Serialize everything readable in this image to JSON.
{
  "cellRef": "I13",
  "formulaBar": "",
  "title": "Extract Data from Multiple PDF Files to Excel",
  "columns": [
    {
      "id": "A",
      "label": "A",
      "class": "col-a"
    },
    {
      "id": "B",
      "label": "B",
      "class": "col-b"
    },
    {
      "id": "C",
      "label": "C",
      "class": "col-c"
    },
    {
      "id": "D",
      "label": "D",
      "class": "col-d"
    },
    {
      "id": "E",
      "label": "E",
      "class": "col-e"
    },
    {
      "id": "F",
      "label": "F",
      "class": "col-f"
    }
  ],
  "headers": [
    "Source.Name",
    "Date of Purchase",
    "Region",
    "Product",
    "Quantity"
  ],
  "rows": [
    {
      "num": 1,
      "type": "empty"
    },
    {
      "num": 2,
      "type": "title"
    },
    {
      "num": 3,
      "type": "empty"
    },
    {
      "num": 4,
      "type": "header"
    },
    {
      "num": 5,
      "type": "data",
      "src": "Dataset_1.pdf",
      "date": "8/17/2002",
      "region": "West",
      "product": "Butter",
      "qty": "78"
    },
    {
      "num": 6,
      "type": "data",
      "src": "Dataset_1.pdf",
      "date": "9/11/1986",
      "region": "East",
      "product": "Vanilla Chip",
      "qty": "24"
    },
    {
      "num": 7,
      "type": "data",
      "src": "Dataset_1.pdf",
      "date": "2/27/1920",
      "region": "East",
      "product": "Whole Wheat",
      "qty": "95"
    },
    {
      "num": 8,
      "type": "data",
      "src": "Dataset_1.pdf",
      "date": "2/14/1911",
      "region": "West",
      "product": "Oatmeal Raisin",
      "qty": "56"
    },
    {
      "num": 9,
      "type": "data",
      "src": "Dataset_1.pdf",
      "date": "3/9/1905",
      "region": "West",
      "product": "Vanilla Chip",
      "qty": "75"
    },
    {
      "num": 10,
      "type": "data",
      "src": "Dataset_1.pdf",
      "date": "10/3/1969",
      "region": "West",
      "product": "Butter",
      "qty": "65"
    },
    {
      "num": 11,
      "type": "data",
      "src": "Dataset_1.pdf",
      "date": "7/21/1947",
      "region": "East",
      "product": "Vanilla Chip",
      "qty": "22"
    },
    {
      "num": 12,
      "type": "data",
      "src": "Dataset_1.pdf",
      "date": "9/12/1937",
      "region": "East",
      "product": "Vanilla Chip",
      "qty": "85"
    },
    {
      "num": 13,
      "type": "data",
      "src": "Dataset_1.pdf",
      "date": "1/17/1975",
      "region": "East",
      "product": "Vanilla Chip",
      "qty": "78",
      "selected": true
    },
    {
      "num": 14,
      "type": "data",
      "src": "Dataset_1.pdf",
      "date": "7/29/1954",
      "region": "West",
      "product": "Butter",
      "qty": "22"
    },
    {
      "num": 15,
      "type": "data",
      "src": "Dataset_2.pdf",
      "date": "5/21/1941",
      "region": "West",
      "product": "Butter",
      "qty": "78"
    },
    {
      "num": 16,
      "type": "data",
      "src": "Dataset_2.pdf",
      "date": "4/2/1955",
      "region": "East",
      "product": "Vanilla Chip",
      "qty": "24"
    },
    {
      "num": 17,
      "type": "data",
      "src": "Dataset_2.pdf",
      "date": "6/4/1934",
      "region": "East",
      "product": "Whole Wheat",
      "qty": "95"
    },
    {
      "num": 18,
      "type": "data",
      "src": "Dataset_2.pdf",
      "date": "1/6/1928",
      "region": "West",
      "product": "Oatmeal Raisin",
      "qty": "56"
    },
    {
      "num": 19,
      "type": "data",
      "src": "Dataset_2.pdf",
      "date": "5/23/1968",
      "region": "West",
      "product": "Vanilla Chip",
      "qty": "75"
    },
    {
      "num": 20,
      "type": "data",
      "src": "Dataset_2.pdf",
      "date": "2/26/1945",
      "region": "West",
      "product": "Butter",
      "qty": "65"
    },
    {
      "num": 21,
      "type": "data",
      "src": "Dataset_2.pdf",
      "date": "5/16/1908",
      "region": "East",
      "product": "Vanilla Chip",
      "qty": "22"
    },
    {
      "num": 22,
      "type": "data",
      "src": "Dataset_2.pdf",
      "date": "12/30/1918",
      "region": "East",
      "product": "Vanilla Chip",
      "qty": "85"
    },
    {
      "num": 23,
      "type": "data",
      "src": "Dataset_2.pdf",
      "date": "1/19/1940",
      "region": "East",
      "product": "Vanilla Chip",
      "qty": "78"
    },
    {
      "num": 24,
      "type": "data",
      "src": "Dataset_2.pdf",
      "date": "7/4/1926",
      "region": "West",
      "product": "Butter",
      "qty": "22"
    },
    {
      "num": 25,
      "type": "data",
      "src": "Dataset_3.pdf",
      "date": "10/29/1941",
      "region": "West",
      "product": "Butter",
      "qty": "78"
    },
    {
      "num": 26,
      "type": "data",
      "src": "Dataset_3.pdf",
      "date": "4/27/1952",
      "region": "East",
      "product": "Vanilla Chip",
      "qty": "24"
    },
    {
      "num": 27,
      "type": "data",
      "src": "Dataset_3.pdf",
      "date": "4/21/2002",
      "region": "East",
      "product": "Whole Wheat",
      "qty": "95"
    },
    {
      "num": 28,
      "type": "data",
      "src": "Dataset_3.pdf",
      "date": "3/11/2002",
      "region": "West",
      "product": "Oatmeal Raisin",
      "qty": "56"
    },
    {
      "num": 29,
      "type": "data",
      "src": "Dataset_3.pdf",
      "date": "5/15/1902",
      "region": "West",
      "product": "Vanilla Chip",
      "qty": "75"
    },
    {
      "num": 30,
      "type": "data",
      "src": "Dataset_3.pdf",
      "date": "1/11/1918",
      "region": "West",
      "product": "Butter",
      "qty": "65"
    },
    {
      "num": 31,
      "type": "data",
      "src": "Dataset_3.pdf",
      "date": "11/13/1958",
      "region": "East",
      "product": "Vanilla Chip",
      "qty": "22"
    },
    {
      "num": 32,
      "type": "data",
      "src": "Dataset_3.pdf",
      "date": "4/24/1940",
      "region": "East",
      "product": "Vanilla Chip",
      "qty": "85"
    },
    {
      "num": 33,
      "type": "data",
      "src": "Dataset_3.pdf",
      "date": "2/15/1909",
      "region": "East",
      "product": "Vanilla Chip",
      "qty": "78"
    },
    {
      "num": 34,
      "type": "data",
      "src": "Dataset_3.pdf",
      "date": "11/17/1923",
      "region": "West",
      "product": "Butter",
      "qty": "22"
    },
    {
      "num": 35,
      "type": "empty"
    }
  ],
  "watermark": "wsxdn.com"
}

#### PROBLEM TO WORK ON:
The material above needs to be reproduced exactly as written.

#### EXPECTED ANSWER:
Serialize everything readable in this image to JSON.
{
  "cellRef": "I13",
  "formulaBar": "",
  "title": "Extract Data from Multiple PDF Files to Excel",
  "columns": [
    {
      "id": "A",
      "label": "A",
      "class": "col-a"
    },
    {
      "id": "B",
      "label": "B",
      "class": "col-b"
    },
    {
      "id": "C",
      "label": "C",
      "class": "col-c"
    },
    {
      "id": "D",
      "label": "D",
      "class": "col-d"
    },
    {
      "id": "E",
      "label": "E",
      "class": "col-e"
    },
    {
      "id": "F",
      "label": "F",
      "class": "col-f"
    }
  ],
  "headers": [
    "Source.Name",
    "Date of Purchase",
    "Region",
    "Product",
    "Quantity"
  ],
  "rows": [
    {
      "num": 1,
      "type": "empty"
    },
    {
      "num": 2,
      "type": "title"
    },
    {
      "num": 3,
      "type": "empty"
    },
    {
      "num": 4,
      "type": "header"
    },
    {
      "num": 5,
      "type": "data",
      "src": "Dataset_1.pdf",
      "date": "8/17/2002",
      "region": "West",
      "product": "Butter",
      "qty": "78"
    },
    {
      "num": 6,
      "type": "data",
      "src": "Dataset_1.pdf",
      "date": "9/11/1986",
      "region": "East",
      "product": "Vanilla Chip",
      "qty": "24"
    },
    {
      "num": 7,
      "type": "data",
      "src": "Dataset_1.pdf",
      "date": "2/27/1920",
      "region": "East",
      "product": "Whole Wheat",
      "qty": "95"
    },
    {
      "num": 8,
      "type": "data",
      "src": "Dataset_1.pdf",
      "date": "2/14/1911",
      "region": "West",
      "product": "Oatmeal Raisin",
      "qty": "56"
    },
    {
      "num": 9,
      "type": "data",
      "src": "Dataset_1.pdf",
      "date": "3/9/1905",
      "region": "West",
      "product": "Vanilla Chip",
      "qty": "75"
    },
    {
      "num": 10,
      "type": "data",
      "src": "Dataset_1.pdf",
      "date": "10/3/1969",
      "region": "West",
      "product": "Butter",
      "qty": "65"
    },
    {
      "num": 11,
      "type": "data",
      "src": "Dataset_1.pdf",
      "date": "7/21/1947",
      "region": "East",
      "product": "Vanilla Chip",
      "qty": "22"
    },
    {
      "num": 12,
      "type": "data",
      "src": "Dataset_1.pdf",
      "date": "9/12/1937",
      "region": "East",
      "product": "Vanilla Chip",
      "qty": "85"
    },
    {
      "num": 13,
      "type": "data",
      "src": "Dataset_1.pdf",
      "date": "1/17/1975",
      "region": "East",
      "product": "Vanilla Chip",
      "qty": "78",
      "selected": true
    },
    {
      "num": 14,
      "type": "data",
      "src": "Dataset_1.pdf",
      "date": "7/29/1954",
      "region": "West",
      "product": "Butter",
      "qty": "22"
    },
    {
      "num": 15,
      "type": "data",
      "src": "Dataset_2.pdf",
      "date": "5/21/1941",
      "region": "West",
      "product": "Butter",
      "qty": "78"
    },
    {
      "num": 16,
      "type": "data",
      "src": "Dataset_2.pdf",
      "date": "4/2/1955",
      "region": "East",
      "product": "Vanilla Chip",
      "qty": "24"
    },
    {
      "num": 17,
      "type": "data",
      "src": "Dataset_2.pdf",
      "date": "6/4/1934",
      "region": "East",
      "product": "Whole Wheat",
      "qty": "95"
    },
    {
      "num": 18,
      "type": "data",
      "src": "Dataset_2.pdf",
      "date": "1/6/1928",
      "region": "West",
      "product": "Oatmeal Raisin",
      "qty": "56"
    },
    {
      "num": 19,
      "type": "data",
      "src": "Dataset_2.pdf",
      "date": "5/23/1968",
      "region": "West",
      "product": "Vanilla Chip",
      "qty": "75"
    },
    {
      "num": 20,
      "type": "data",
      "src": "Dataset_2.pdf",
      "date": "2/26/1945",
      "region": "West",
      "product": "Butter",
      "qty": "65"
    },
    {
      "num": 21,
      "type": "data",
      "src": "Dataset_2.pdf",
      "date": "5/16/1908",
      "region": "East",
      "product": "Vanilla Chip",
      "qty": "22"
    },
    {
      "num": 22,
      "type": "data",
      "src": "Dataset_2.pdf",
      "date": "12/30/1918",
      "region": "East",
      "product": "Vanilla Chip",
      "qty": "85"
    },
    {
      "num": 23,
      "type": "data",
      "src": "Dataset_2.pdf",
      "date": "1/19/1940",
      "region": "East",
      "product": "Vanilla Chip",
      "qty": "78"
    },
    {
      "num": 24,
      "type": "data",
      "src": "Dataset_2.pdf",
      "date": "7/4/1926",
      "region": "West",
      "product": "Butter",
      "qty": "22"
    },
    {
      "num": 25,
      "type": "data",
      "src": "Dataset_3.pdf",
      "date": "10/29/1941",
      "region": "West",
      "product": "Butter",
      "qty": "78"
    },
    {
      "num": 26,
      "type": "data",
      "src": "Dataset_3.pdf",
      "date": "4/27/1952",
      "region": "East",
      "product": "Vanilla Chip",
      "qty": "24"
    },
    {
      "num": 27,
      "type": "data",
      "src": "Dataset_3.pdf",
      "date": "4/21/2002",
      "region": "East",
      "product": "Whole Wheat",
      "qty": "95"
    },
    {
      "num": 28,
      "type": "data",
      "src": "Dataset_3.pdf",
      "date": "3/11/2002",
      "region": "West",
      "product": "Oatmeal Raisin",
      "qty": "56"
    },
    {
      "num": 29,
      "type": "data",
      "src": "Dataset_3.pdf",
      "date": "5/15/1902",
      "region": "West",
      "product": "Vanilla Chip",
      "qty": "75"
    },
    {
      "num": 30,
      "type": "data",
      "src": "Dataset_3.pdf",
      "date": "1/11/1918",
      "region": "West",
      "product": "Butter",
      "qty": "65"
    },
    {
      "num": 31,
      "type": "data",
      "src": "Dataset_3.pdf",
      "date": "11/13/1958",
      "region": "East",
      "product": "Vanilla Chip",
      "qty": "22"
    },
    {
      "num": 32,
      "type": "data",
      "src": "Dataset_3.pdf",
      "date": "4/24/1940",
      "region": "East",
      "product": "Vanilla Chip",
      "qty": "85"
    },
    {
      "num": 33,
      "type": "data",
      "src": "Dataset_3.pdf",
      "date": "2/15/1909",
      "region": "East",
      "product": "Vanilla Chip",
      "qty": "78"
    },
    {
      "num": 34,
      "type": "data",
      "src": "Dataset_3.pdf",
      "date": "11/17/1923",
      "region": "West",
      "product": "Butter",
      "qty": "22"
    },
    {
      "num": 35,
      "type": "empty"
    }
  ],
  "watermark": "wsxdn.com"
}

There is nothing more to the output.